Methods: A cross-sectional survey designed to reach the full population of independently owned firearm retailers in Washington State was conducted in late 2016. Survey items assessed business characteristics, beliefs and perceptions about suicide and its prevention, and willingness to engage in suicide prevention with customers. Assuming conservative standards, the completion rate was 22.4% (n=178). Descriptive analyses characterize the sample, and a series of logistic regressions identify the factors affecting retailers’ self-reported willingness to engage in four prevention behaviors.
Results: One quarter of surveyed firearm retailers train employees about the potential for customer suicides and only 5% had written guidelines on the subject. Six percent of retailers believed some of their customers may be at risk for suicide, and almost all (98%) underestimated the high proportion of firearm deaths attributable to suicide. Four retailers – 5% of those with a physical storefront – reported that a customer had either attempted or completed suicide in their store. The majority of respondents endorsed a willingness to learn about and engage in suicide prevention activities. Belief in the preventability of suicide and degree of perceived responsibility to intervene were found to be positively associated with a willingness to engage in each of the four prevention behaviors (p’s < .05). Self-assessed familiarity with warning signs of suicide was positively associated with a willingness to disseminate prevention information and to intervene with a customer if concerned about suicidality. Retail establishments who earn the majority of their profits from the sale of firearms were more likely to endorse a willingness to learn about suicide prevention and to intervene if concerned about a customer. Number of employees was negatively associated with willingness to disseminate prevention information with firearm purchases.

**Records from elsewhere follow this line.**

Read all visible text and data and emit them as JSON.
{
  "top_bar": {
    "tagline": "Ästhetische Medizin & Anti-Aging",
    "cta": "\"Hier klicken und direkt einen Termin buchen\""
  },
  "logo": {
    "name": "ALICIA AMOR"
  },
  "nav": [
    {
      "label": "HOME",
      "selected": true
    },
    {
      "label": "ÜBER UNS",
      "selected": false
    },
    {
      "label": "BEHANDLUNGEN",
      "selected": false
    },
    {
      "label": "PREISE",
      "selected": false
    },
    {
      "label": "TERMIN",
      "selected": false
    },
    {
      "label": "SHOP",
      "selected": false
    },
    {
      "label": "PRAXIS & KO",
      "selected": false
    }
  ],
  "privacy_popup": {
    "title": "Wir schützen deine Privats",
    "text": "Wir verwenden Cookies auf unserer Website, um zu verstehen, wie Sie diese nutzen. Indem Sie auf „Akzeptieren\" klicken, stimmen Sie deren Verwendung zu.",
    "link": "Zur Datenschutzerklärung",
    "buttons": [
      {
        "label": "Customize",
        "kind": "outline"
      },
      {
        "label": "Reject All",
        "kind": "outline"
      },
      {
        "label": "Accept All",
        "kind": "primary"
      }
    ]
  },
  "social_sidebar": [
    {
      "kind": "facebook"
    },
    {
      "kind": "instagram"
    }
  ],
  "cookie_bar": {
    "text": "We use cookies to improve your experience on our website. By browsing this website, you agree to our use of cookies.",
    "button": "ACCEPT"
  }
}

Finally, stigma against discussing mental health was not found to be a significant predictor of any willingness outcome.
Implications: These results show that firearm retailers in Washington State are largely willing to help prevent customer suicides, while pointing toward potential pathways for increasing willingness among those who are not. For example, educating retailers about the high prevalence of suicide among all firearm deaths may highlight the importance of their role in prevention and the relative risk among their customers. Education on warning signs may increase retailers’ willingness to identify and intervene with customers who may be at risk for suicide. Interventions that increase belief in the preventability of suicide and personal responsibility for prevention are needed to engage firearm retailers in suicide prevention.